  • Unwanted Pop-ups and Advertisements: Spyware often injects unwanted advertisements into your web browsing experience. You may notice an increase in pop-up ads, banners, or in-text ads appearing on websites that previously didn't display them. These ads are typically unrelated to the website's content and may even continue to appear when using ad-blocking software.
  • Changes to Browser Settings: Spyware may modify your browser settings without your consent. If you observe sudden changes in your default search engine, homepage, or new tab page, or if your browser starts redirecting you to unfamiliar websites, it could be a sign of spyware.
  • Unusual Behavior or Messages: Spyware may exhibit strange behaviors on your device. For example, you might receive error messages or security warnings from unfamiliar programs. Additionally, if your computer starts crashing frequently or your internet connection becomes unstable without any apparent reason, it could be due to spyware activity.

Keep in mind that these symptoms may also be caused by other factors, so it's important to conduct a thorough investigation to confirm the presence of spyware. Regularly scanning your system with reputable antivirus and anti-spyware software can help identify and remove any malicious programs.

How is spyware installed?

Spyware can be installed on a device through various methods, often without the user's knowledge or consent. Here are some common ways in which spyware can be installed:

  • Bundled with Freeware or Shareware: Spyware can be bundled with free software or shareware applications. When users download and install these programs, they unknowingly also install the accompanying spyware.
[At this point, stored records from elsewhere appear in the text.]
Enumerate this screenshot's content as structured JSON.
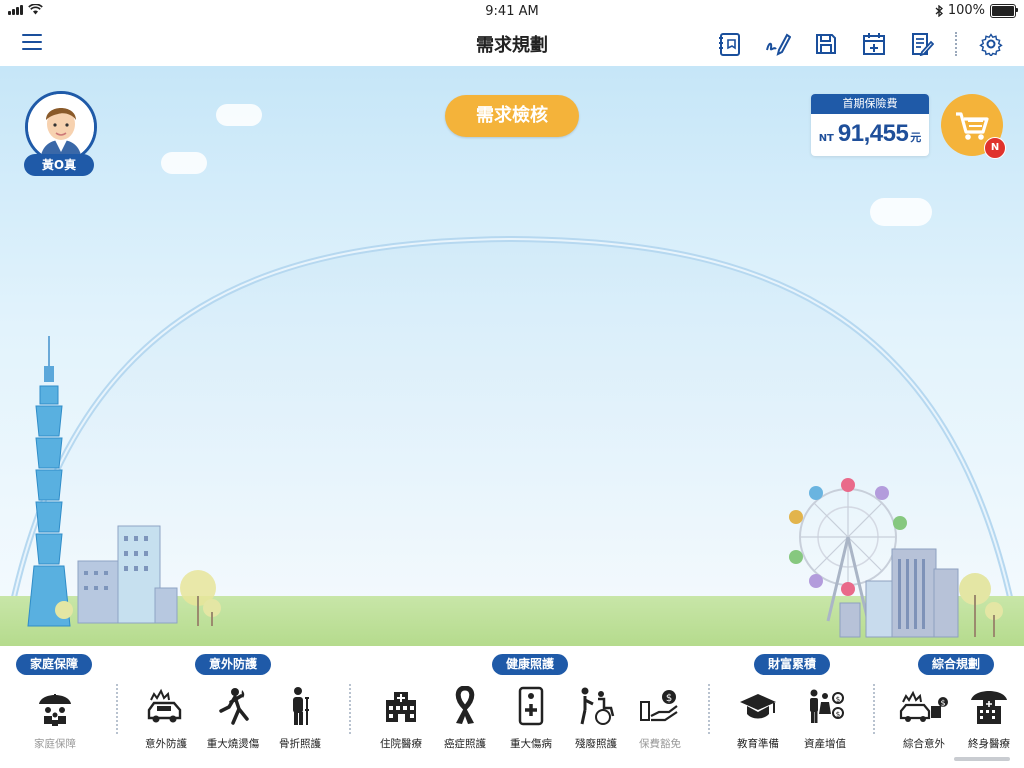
{
  "status_bar": {
    "time": "9:41 AM",
    "battery": "100%"
  },
  "nav": {
    "title": "需求規劃",
    "icons": [
      "notebook-icon",
      "signature-icon",
      "save-icon",
      "calendar-add-icon",
      "edit-document-icon",
      "settings-icon"
    ]
  },
  "client": {
    "name": "黃O真"
  },
  "check_button": "需求檢核",
  "premium": {
    "label": "首期保險費",
    "currency": "NT",
    "amount": "91,455",
    "unit": "元"
  },
  "cart": {
    "badge": "N"
  },
  "categories": [
    {
      "label": "家庭保障"
    },
    {
      "label": "意外防護"
    },
    {
      "label": "健康照護"
    },
    {
      "label": "財富累積"
    },
    {
      "label": "綜合規劃"
    }
  ],
  "items": [
    {
      "label": "家庭保障",
      "dim": true
    },
    {
      "label": "意外防護"
    },
    {
      "label": "重大燒燙傷"
    },
    {
      "label": "骨折照護"
    },
    {
      "label": "住院醫療"
    },
    {
      "label": "癌症照護"
    },
    {
      "label": "重大傷病"
    },
    {
      "label": "殘廢照護"
    },
    {
      "label": "保費豁免",
      "dim": true
    },
    {
      "label": "教育準備"
    },
    {
      "label": "資產增值"
    },
    {
      "label": "綜合意外"
    },
    {
      "label": "終身醫療"
    }
  ],
  "colors": {
    "primary": "#1f5aa8",
    "accent": "#f4b33a",
    "badge": "#e0322c"
  }
}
It is important to read and understand the terms and conditions and carefully review the installation process when downloading software from unfamiliar sources.
  • Malicious Websites and Exploits: Visiting compromised or malicious websites can expose your device to spyware installation. These websites may exploit vulnerabilities in your browser, plugins, or operating system to silently install spyware without your consent.
  • Phishing Emails and Social Engineering: Spyware can be distributed through phishing emails that trick users into clicking on malicious links or opening infected attachments. Social engineering techniques are often used to deceive users into taking actions that lead to spyware installation, such as pretending to be a trusted source or creating a sense of urgency.
  • Drive-by Downloads: Spyware can be installed through drive-by downloads, where malware is automatically downloaded and installed when a user visits a compromised website. These downloads can occur without any interaction or explicit consent from the user.
  • Exploiting Software Vulnerabilities: Spyware can exploit vulnerabilities in operating systems, web browsers, or other software to gain unauthorized access to a device. If a device is not properly updated with the latest security patches, it can be susceptible to such attacks.
  • Physical Access and Infected Devices: In some cases, spyware can be installed on a device by gaining physical access to it. This can occur through infected external storage devices such as USB drives or by someone with malicious intent having direct access to your device.

It's important to adopt good security practices, such as using reputable antivirus software, regularly updating your operating system and applications, being cautious when opening email attachments or clicking on links, and avoiding downloading software from untrusted sources. These measures can help reduce the risk of spyware installation.